**Problem to work on:**
Whenever a line in the data holds the string "Based", copy that line.
┌─ Given data
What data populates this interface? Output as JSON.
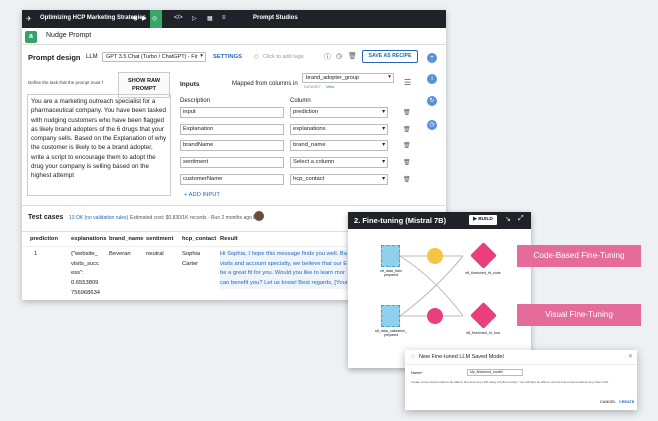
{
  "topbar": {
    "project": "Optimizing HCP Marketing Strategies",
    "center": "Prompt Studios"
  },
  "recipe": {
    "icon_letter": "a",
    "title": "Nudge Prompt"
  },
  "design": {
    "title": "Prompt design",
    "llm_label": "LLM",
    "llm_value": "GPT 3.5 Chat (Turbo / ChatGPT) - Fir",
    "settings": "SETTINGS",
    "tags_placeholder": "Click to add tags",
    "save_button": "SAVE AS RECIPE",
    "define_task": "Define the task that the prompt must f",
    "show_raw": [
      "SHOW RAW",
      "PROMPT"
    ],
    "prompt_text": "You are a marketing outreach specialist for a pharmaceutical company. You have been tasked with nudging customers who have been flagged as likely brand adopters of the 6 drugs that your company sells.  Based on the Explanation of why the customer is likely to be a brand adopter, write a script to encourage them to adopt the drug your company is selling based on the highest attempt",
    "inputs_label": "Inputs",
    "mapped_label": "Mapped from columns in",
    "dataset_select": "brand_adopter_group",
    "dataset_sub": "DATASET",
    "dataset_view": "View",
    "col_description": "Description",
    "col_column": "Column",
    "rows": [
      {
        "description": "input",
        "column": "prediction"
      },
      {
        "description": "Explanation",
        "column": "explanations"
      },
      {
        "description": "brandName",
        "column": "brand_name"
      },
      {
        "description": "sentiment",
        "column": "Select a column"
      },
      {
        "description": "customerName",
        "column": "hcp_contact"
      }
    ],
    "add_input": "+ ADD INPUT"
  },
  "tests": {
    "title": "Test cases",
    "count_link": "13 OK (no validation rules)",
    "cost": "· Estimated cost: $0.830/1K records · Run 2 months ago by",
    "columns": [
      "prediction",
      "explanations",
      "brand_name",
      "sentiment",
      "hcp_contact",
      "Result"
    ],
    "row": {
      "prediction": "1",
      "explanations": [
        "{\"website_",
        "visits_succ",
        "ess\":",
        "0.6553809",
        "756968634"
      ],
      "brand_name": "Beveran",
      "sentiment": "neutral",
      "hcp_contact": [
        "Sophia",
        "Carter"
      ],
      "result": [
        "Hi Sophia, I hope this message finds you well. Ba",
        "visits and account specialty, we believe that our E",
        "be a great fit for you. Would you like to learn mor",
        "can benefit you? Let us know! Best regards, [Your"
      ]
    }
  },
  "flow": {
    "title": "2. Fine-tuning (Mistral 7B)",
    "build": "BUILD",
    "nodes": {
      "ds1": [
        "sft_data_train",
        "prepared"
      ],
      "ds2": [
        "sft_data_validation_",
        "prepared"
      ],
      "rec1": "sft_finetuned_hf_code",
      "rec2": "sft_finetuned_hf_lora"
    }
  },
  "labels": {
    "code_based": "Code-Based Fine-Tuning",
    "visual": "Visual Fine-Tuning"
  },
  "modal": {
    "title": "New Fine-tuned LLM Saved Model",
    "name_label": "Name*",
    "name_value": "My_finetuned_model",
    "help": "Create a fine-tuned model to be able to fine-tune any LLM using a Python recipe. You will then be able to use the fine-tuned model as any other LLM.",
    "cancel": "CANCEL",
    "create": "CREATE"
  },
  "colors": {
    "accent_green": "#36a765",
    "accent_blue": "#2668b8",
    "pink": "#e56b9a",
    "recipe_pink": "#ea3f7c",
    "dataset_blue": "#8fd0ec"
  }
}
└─
**Response:**
    "prompt_text": "You are a marketing outreach specialist for a pharmaceutical company. You have been tasked with nudging customers who have been flagged as likely brand adopters of the 6 drugs that your company sells.  Based on the Explanation of why the customer is likely to be a brand adopter, write a script to encourage them to adopt the drug your company is selling based on the highest attempt",
    "code_based": "Code-Based Fine-Tuning",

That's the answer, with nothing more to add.